Now, what he was supposed to do? Force Yanukovych to crush Maidan? The consequences of such a dispersal are unpredictable and the risk is that a change of government might bring to power new forces that have no wish to talk with the Kremlin at all. Destabilization, exploding pipelines and the collapse of Gazprom, which has not yet completed its long-awaited underwater routes or modernized the Belarusian GTS, are something Putin doesn’t even want to think about. The break-up of Ukraine is also not in his interests: Russia will find itself with completely useless coal and steel industries under its control, most of which it will be forced to shut down in favor of its much more competitive Kuzbass. The most important bits will remain in the west: the pipeline and—!—Ukraine’s immense underground gas storage facilities.
That’s why Putin doesn’t need any break-up. He needs order. And Yanukovych is obviously unable to restore order. Should we give him more money? But the three billion already disbursed has vanished without a trace—without Kyiv even paying for gas. The same fate is likely to meet any further Russian tranches. So the question now is: what happens when the money runs out? After all, the Motherland’s bottomless barrels aside, when the 15 billion end, Putin won’t find more money for Yanukovych. Right now, he can bluff a little, playing as though he is an equal partner to the West in the tug-o-war over Ukraine. But when the money ends, so will his bluff.
And that’s why Putin has begun to listen to the West’s proposals regarding a settlement of Ukraine’s conflict with greater interest. Unfortunately, those proposals exclude the option of Yanukovych maintaining a monopoly on power, and that means that Ukraine’s foreign policy course could shift in a matter of hours. Negotiating with Ukraine’s powers-that-be will become a lot more complicated. And negotiating with Ukraine’s people will be out of the question.

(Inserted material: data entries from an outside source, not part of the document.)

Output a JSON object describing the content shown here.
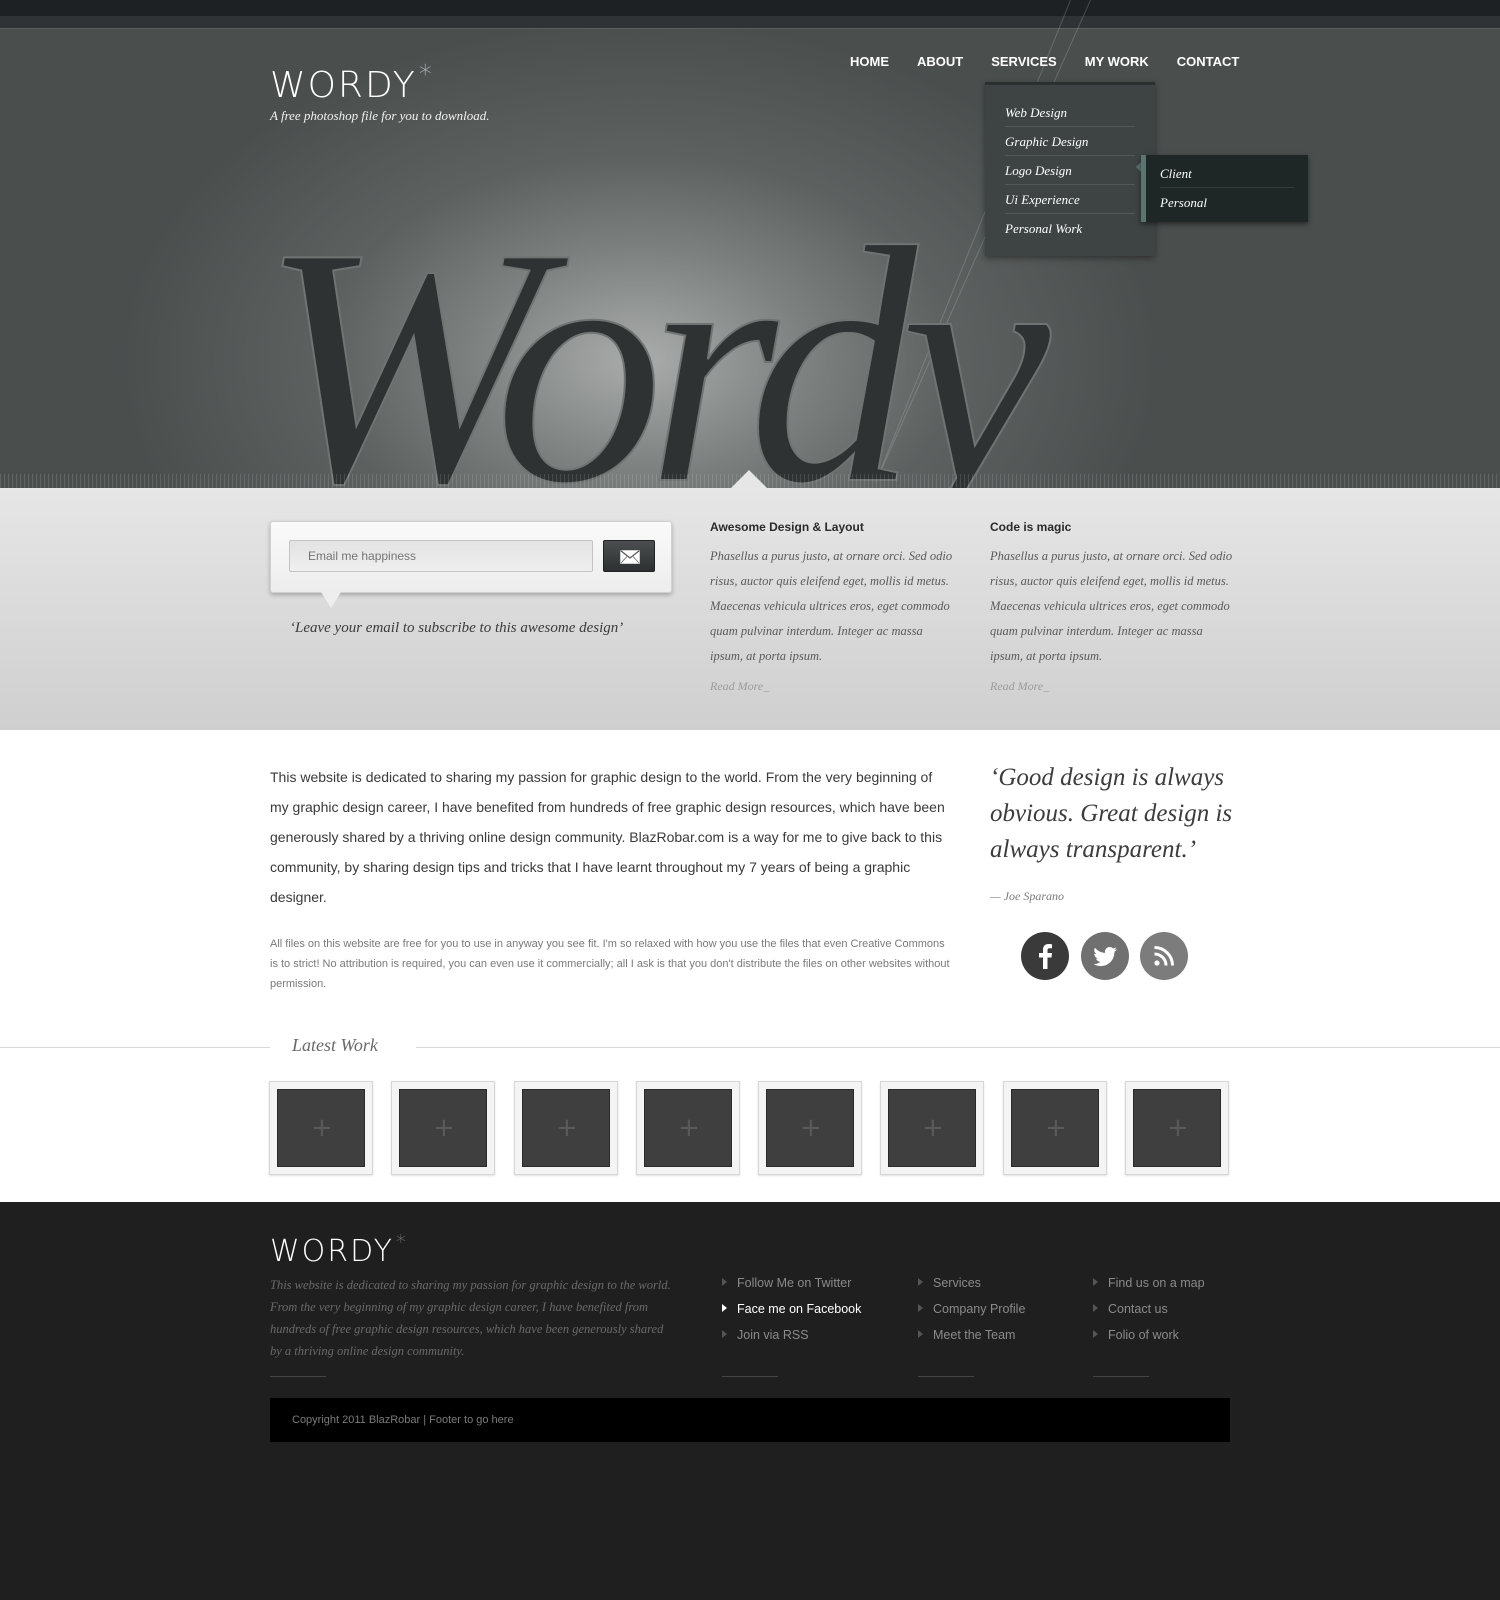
{
  "header": {
    "logo_text": "WORDY",
    "logo_star": "*",
    "tagline": "A free photoshop file for you to download.",
    "hero_script": "Wordy"
  },
  "nav": {
    "items": [
      {
        "label": "HOME"
      },
      {
        "label": "ABOUT"
      },
      {
        "label": "SERVICES"
      },
      {
        "label": "MY WORK"
      },
      {
        "label": "CONTACT"
      }
    ]
  },
  "services_menu": {
    "items": [
      {
        "label": "Web Design"
      },
      {
        "label": "Graphic Design"
      },
      {
        "label": "Logo Design"
      },
      {
        "label": "Ui Experience"
      },
      {
        "label": "Personal Work"
      }
    ],
    "submenu": [
      {
        "label": "Client"
      },
      {
        "label": "Personal"
      }
    ]
  },
  "subscribe": {
    "placeholder": "Email me happiness",
    "button_icon": "envelope-icon",
    "note": "‘Leave your email to subscribe to this awesome design’"
  },
  "features": [
    {
      "title": "Awesome Design & Layout",
      "body": "Phasellus a purus justo, at ornare orci. Sed odio risus, auctor quis eleifend eget, mollis id metus. Maecenas vehicula ultrices eros, eget commodo quam pulvinar interdum. Integer ac massa ipsum, at porta ipsum.",
      "read_more": "Read More_"
    },
    {
      "title": "Code is magic",
      "body": "Phasellus a purus justo, at ornare orci. Sed odio risus, auctor quis eleifend eget, mollis id metus. Maecenas vehicula ultrices eros, eget commodo quam pulvinar interdum. Integer ac massa ipsum, at porta ipsum.",
      "read_more": "Read More_"
    }
  ],
  "main": {
    "intro": "This website is dedicated to sharing my passion for graphic design to the world. From the very beginning of my graphic design career, I have benefited from hundreds of free graphic design resources, which have been generously shared by a thriving online design community. BlazRobar.com is a way for me to give back to this community, by sharing design tips and tricks that I have learnt throughout my 7 years of being a graphic designer.",
    "note": "All files on this website are free for you to use in anyway you see fit. I'm so relaxed with how you use the files that even Creative Commons is to strict! No attribution is required, you can even use it commercially; all I ask is that you don't distribute the files on other websites without permission.",
    "quote": "‘Good design is always obvious. Great design is always transparent.’",
    "quote_author": "— Joe Sparano",
    "social": [
      {
        "icon": "facebook-icon",
        "color": "#3a3a3a"
      },
      {
        "icon": "twitter-icon",
        "color": "#707070"
      },
      {
        "icon": "rss-icon",
        "color": "#7c7c7c"
      }
    ]
  },
  "latest_work": {
    "title": "Latest Work",
    "items": [
      {
        "icon": "plus-icon"
      },
      {
        "icon": "plus-icon"
      },
      {
        "icon": "plus-icon"
      },
      {
        "icon": "plus-icon"
      },
      {
        "icon": "plus-icon"
      },
      {
        "icon": "plus-icon"
      },
      {
        "icon": "plus-icon"
      },
      {
        "icon": "plus-icon"
      }
    ]
  },
  "footer": {
    "logo_text": "WORDY",
    "logo_star": "*",
    "text": "This website is dedicated to sharing my passion for graphic design to the world. From the very beginning of my graphic design career, I have benefited from hundreds of free graphic design resources, which have been generously shared by a thriving online design community.",
    "columns": [
      [
        {
          "label": "Follow Me on Twitter",
          "active": false
        },
        {
          "label": "Face me on Facebook",
          "active": true
        },
        {
          "label": "Join via RSS",
          "active": false
        }
      ],
      [
        {
          "label": "Services",
          "active": false
        },
        {
          "label": "Company Profile",
          "active": false
        },
        {
          "label": "Meet the Team",
          "active": false
        }
      ],
      [
        {
          "label": "Find us on a map",
          "active": false
        },
        {
          "label": "Contact us",
          "active": false
        },
        {
          "label": "Folio of work",
          "active": false
        }
      ]
    ],
    "copyright": "Copyright 2011 BlazRobar | Footer to go here"
  }
}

Now that’s why the Russians have begun to retrench in Kharkiv. There are several reasons for this. First is to have their influence group, a pro-Russian party in the event that a parliamentary republic is established and horse trading begins for the formation of a new Government. Second is to show Yanukovych that the break-up of the country is not in his interests, either. One map of a split Ukraine making the rounds of social networks shows the Center and the West are an integrated state, but the East is divided into several parts. This is actually the Russian map of Ukraine’s possible future: Moscow is ready to leave to Yanukovych and his Donetsk cohort their patrimony of Donbas and to turn the rest—Left Bank Ukraine, Bessarabia and Crimea—into a protectorate along the lines of Transdnistria, which incidentally will finally have almost a common border with its sponsor. Clearly, this is quite a scary plan, so we can agree that such a turn of events is not of interest to Yanukovych or to Ukraine’s elite as a whole.
Now then, what can Putin want to speak to Yanukovych about? Money? He doesn’t want to hand out money. The Premier’s seat? Yanukovych just dismissed a PM whom Putin trusted as his own man. Dispersing Maidan? Putin doesn’t want the West to see him as responsible for a crackdown, so let Yanukovych figure it out for himself. Celebrating Shevchenko’s anniversary? Seems that that was already discussed.
So, the brilliant USD 15bn deal that was supposed to turn Ukraine into a Russian homeland has instead dug an unbridgeable gap between the two countries and their political elites, one that Moscow’s beloved Stepan Bandera and Roman Shukhevych themselves never managed to dig. Vladimir Putin and Viktor Yanukovych have done the job for them.
Translated by Olena Grudnenko